#### ACTION ITEM
Only a number is wanted: how many lines in the records below contain "price"?

#### INPUT FOR THIS TASK
=-=-=

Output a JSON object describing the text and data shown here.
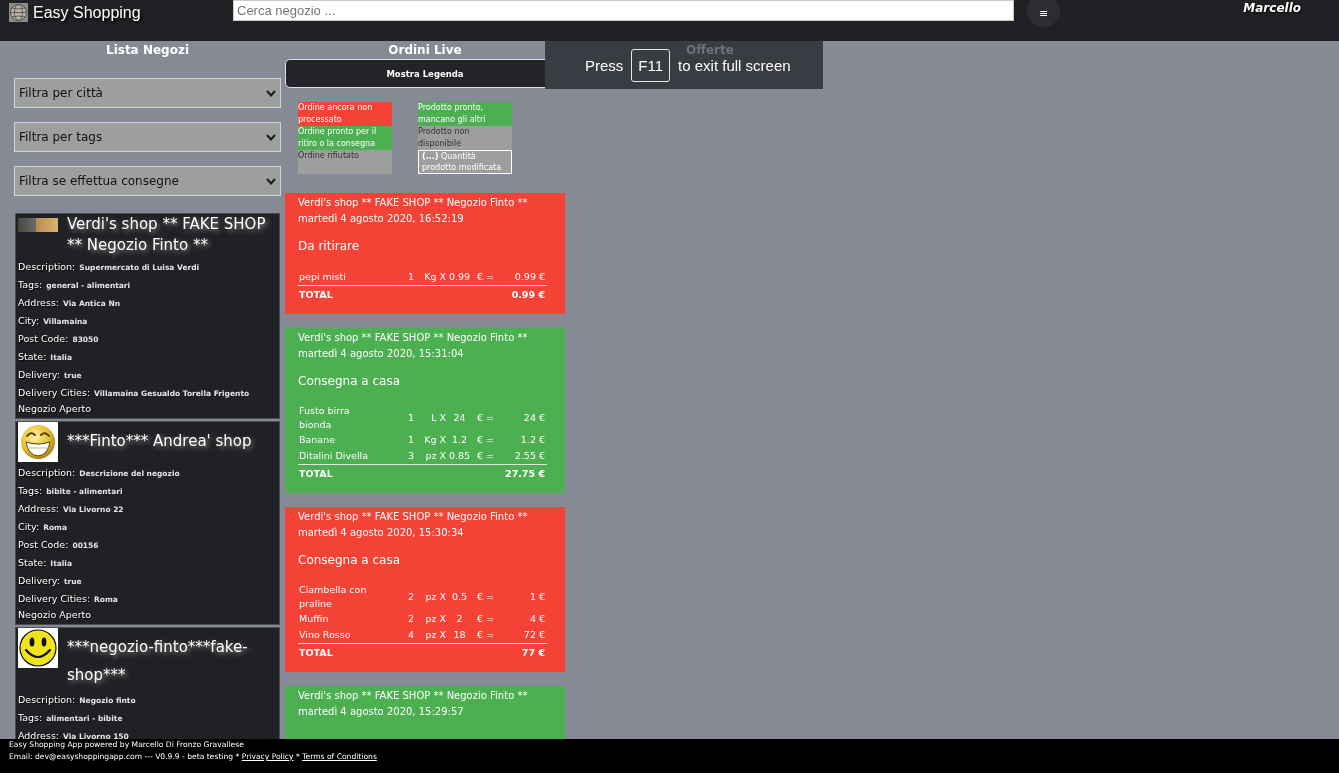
{
  "header": {
    "title": "Easy Shopping",
    "search": {
      "placeholder": "Cerca negozio ..."
    },
    "menu_button": {
      "label": "≡"
    },
    "user": "Marcello"
  },
  "fullscreen_notice": {
    "before": "Press",
    "key": "F11",
    "after": "to exit full screen"
  },
  "shops_panel": {
    "title": "Lista Negozi",
    "filters": [
      {
        "label": "Filtra per città"
      },
      {
        "label": "Filtra per tags"
      },
      {
        "label": "Filtra se effettua consegne"
      }
    ],
    "shops": [
      {
        "kind": "photo",
        "name": "Verdi's shop ** FAKE SHOP ** Negozio Finto **",
        "fields": [
          {
            "label": "Description:",
            "value": "Supermercato di Luisa Verdi"
          },
          {
            "label": "Tags:",
            "value": "general - alimentari"
          },
          {
            "label": "Address:",
            "value": "Via Antica Nn"
          },
          {
            "label": "City:",
            "value": "Villamaina"
          },
          {
            "label": "Post Code:",
            "value": "83050"
          },
          {
            "label": "State:",
            "value": "Italia"
          },
          {
            "label": "Delivery:",
            "value": "true"
          },
          {
            "label": "Delivery Cities:",
            "value": "Villamaina Gesualdo Torella Frigento"
          }
        ],
        "status": "Negozio Aperto"
      },
      {
        "kind": "grin",
        "name": "***Finto*** Andrea' shop",
        "fields": [
          {
            "label": "Description:",
            "value": "Descrizione del negozio"
          },
          {
            "label": "Tags:",
            "value": "bibite - alimentari"
          },
          {
            "label": "Address:",
            "value": "Via Livorno 22"
          },
          {
            "label": "City:",
            "value": "Roma"
          },
          {
            "label": "Post Code:",
            "value": "00156"
          },
          {
            "label": "State:",
            "value": "Italia"
          },
          {
            "label": "Delivery:",
            "value": "true"
          },
          {
            "label": "Delivery Cities:",
            "value": "Roma"
          }
        ],
        "status": "Negozio Aperto"
      },
      {
        "kind": "smiley",
        "name": "***negozio-finto***fake-shop***",
        "fields": [
          {
            "label": "Description:",
            "value": "Negozio finto"
          },
          {
            "label": "Tags:",
            "value": "alimentari - bibite"
          },
          {
            "label": "Address:",
            "value": "Via Livorno 150"
          }
        ]
      }
    ]
  },
  "orders_panel": {
    "title": "Ordini Live",
    "legend_button": "Mostra Legenda",
    "legend": {
      "columns": [
        [
          {
            "kind": "pending",
            "text": "Ordine ancora non processato"
          },
          {
            "kind": "ready",
            "text": "Ordine pronto per il ritiro o la consegna"
          },
          {
            "kind": "rejected",
            "text": "Ordine rifiutato"
          }
        ],
        [
          {
            "kind": "product_ready",
            "text": "Prodotto pronto, mancano gli altri"
          },
          {
            "kind": "unavailable",
            "text": "Prodotto non disponibile"
          },
          {
            "kind": "modified",
            "text": "**(...)** Quantità prodotto modificata"
          }
        ]
      ]
    },
    "orders": [
      {
        "color": "#f44336",
        "shop": "Verdi's shop ** FAKE SHOP ** Negozio Finto **",
        "date": "martedì 4 agosto 2020, 16:52:19",
        "type": "Da ritirare",
        "items": [
          {
            "name": "pepi misti",
            "qty": "1",
            "unit": "Kg X",
            "price": "0.99",
            "sign": "€ =",
            "total": "0.99 €"
          }
        ],
        "total": {
          "label": "TOTAL",
          "value": "0.99 €"
        }
      },
      {
        "color": "#4caf50",
        "shop": "Verdi's shop ** FAKE SHOP ** Negozio Finto **",
        "date": "martedì 4 agosto 2020, 15:31:04",
        "type": "Consegna a casa",
        "items": [
          {
            "name": "Fusto birra bionda",
            "qty": "1",
            "unit": "L X",
            "price": "24",
            "sign": "€ =",
            "total": "24 €"
          },
          {
            "name": "Banane",
            "qty": "1",
            "unit": "Kg X",
            "price": "1.2",
            "sign": "€ =",
            "total": "1.2 €"
          },
          {
            "name": "Ditalini Divella",
            "qty": "3",
            "unit": "pz X",
            "price": "0.85",
            "sign": "€ =",
            "total": "2.55 €"
          }
        ],
        "total": {
          "label": "TOTAL",
          "value": "27.75 €"
        }
      },
      {
        "color": "#f44336",
        "shop": "Verdi's shop ** FAKE SHOP ** Negozio Finto **",
        "date": "martedì 4 agosto 2020, 15:30:34",
        "type": "Consegna a casa",
        "items": [
          {
            "name": "Ciambella con praline",
            "qty": "2",
            "unit": "pz X",
            "price": "0.5",
            "sign": "€ =",
            "total": "1 €"
          },
          {
            "name": "Muffin",
            "qty": "2",
            "unit": "pz X",
            "price": "2",
            "sign": "€ =",
            "total": "4 €"
          },
          {
            "name": "Vino Rosso",
            "qty": "4",
            "unit": "pz X",
            "price": "18",
            "sign": "€ =",
            "total": "72 €"
          }
        ],
        "total": {
          "label": "TOTAL",
          "value": "77 €"
        }
      },
      {
        "color": "#4caf50",
        "shop": "Verdi's shop ** FAKE SHOP ** Negozio Finto **",
        "date": "martedì 4 agosto 2020, 15:29:57"
      }
    ]
  },
  "offers_panel": {
    "title": "Offerte"
  },
  "footer": {
    "credit": "Easy Shopping App powered by Marcello Di Fronzo Gravallese",
    "contact": [
      {
        "kind": "text",
        "text": "Email: dev@easyshoppingapp.com --- V0.9.9 - beta testing * "
      },
      {
        "kind": "link",
        "text": "Privacy Policy"
      },
      {
        "kind": "text",
        "text": " * "
      },
      {
        "kind": "link",
        "text": "Terms of Conditions"
      }
    ]
  }
}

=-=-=

#### SOLUTION FOR THIS TASK
7